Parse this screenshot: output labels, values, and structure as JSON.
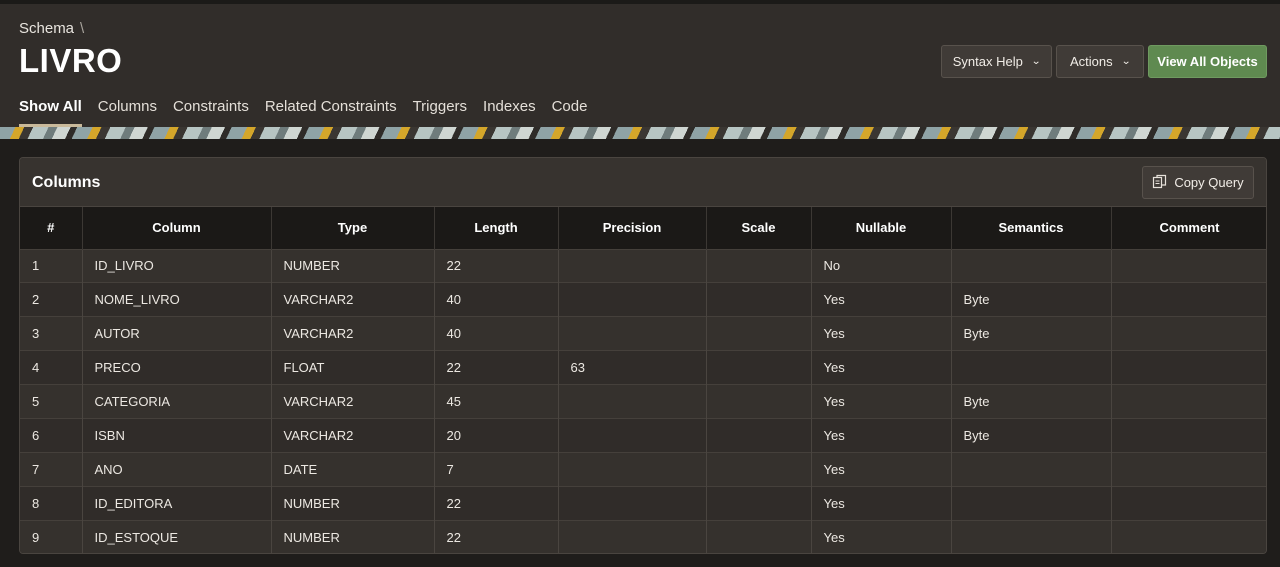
{
  "breadcrumb": {
    "label": "Schema",
    "separator": "\\"
  },
  "page_title": "LIVRO",
  "buttons": {
    "syntax_help": "Syntax Help",
    "actions": "Actions",
    "view_all": "View All Objects"
  },
  "tabs": [
    {
      "label": "Show All"
    },
    {
      "label": "Columns"
    },
    {
      "label": "Constraints"
    },
    {
      "label": "Related Constraints"
    },
    {
      "label": "Triggers"
    },
    {
      "label": "Indexes"
    },
    {
      "label": "Code"
    }
  ],
  "region": {
    "title": "Columns",
    "copy_label": "Copy Query"
  },
  "table": {
    "headers": [
      "#",
      "Column",
      "Type",
      "Length",
      "Precision",
      "Scale",
      "Nullable",
      "Semantics",
      "Comment"
    ],
    "rows": [
      [
        "1",
        "ID_LIVRO",
        "NUMBER",
        "22",
        "",
        "",
        "No",
        "",
        ""
      ],
      [
        "2",
        "NOME_LIVRO",
        "VARCHAR2",
        "40",
        "",
        "",
        "Yes",
        "Byte",
        ""
      ],
      [
        "3",
        "AUTOR",
        "VARCHAR2",
        "40",
        "",
        "",
        "Yes",
        "Byte",
        ""
      ],
      [
        "4",
        "PRECO",
        "FLOAT",
        "22",
        "63",
        "",
        "Yes",
        "",
        ""
      ],
      [
        "5",
        "CATEGORIA",
        "VARCHAR2",
        "45",
        "",
        "",
        "Yes",
        "Byte",
        ""
      ],
      [
        "6",
        "ISBN",
        "VARCHAR2",
        "20",
        "",
        "",
        "Yes",
        "Byte",
        ""
      ],
      [
        "7",
        "ANO",
        "DATE",
        "7",
        "",
        "",
        "Yes",
        "",
        ""
      ],
      [
        "8",
        "ID_EDITORA",
        "NUMBER",
        "22",
        "",
        "",
        "Yes",
        "",
        ""
      ],
      [
        "9",
        "ID_ESTOQUE",
        "NUMBER",
        "22",
        "",
        "",
        "Yes",
        "",
        ""
      ]
    ]
  },
  "icons": {
    "chevron": "chevron-down-icon",
    "copy": "copy-icon"
  },
  "colors": {
    "header_bg": "#312d2a",
    "primary_button": "#5f8a50",
    "active_tab_underline": "#c9b99a"
  }
}
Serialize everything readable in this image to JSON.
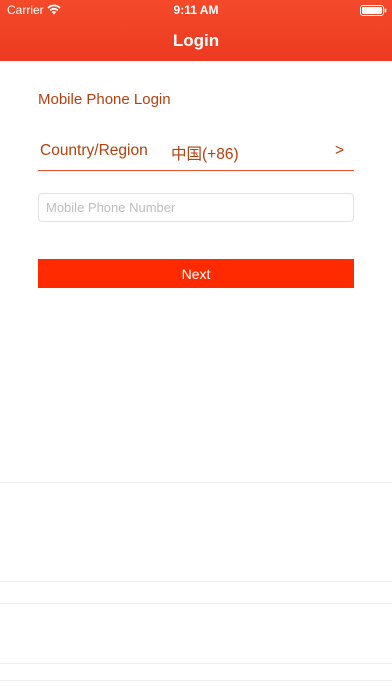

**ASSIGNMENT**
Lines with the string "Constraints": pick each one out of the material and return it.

**EXERCISE RESPONSE**
      "label": "Constraints"
      "label": "Related Constraints"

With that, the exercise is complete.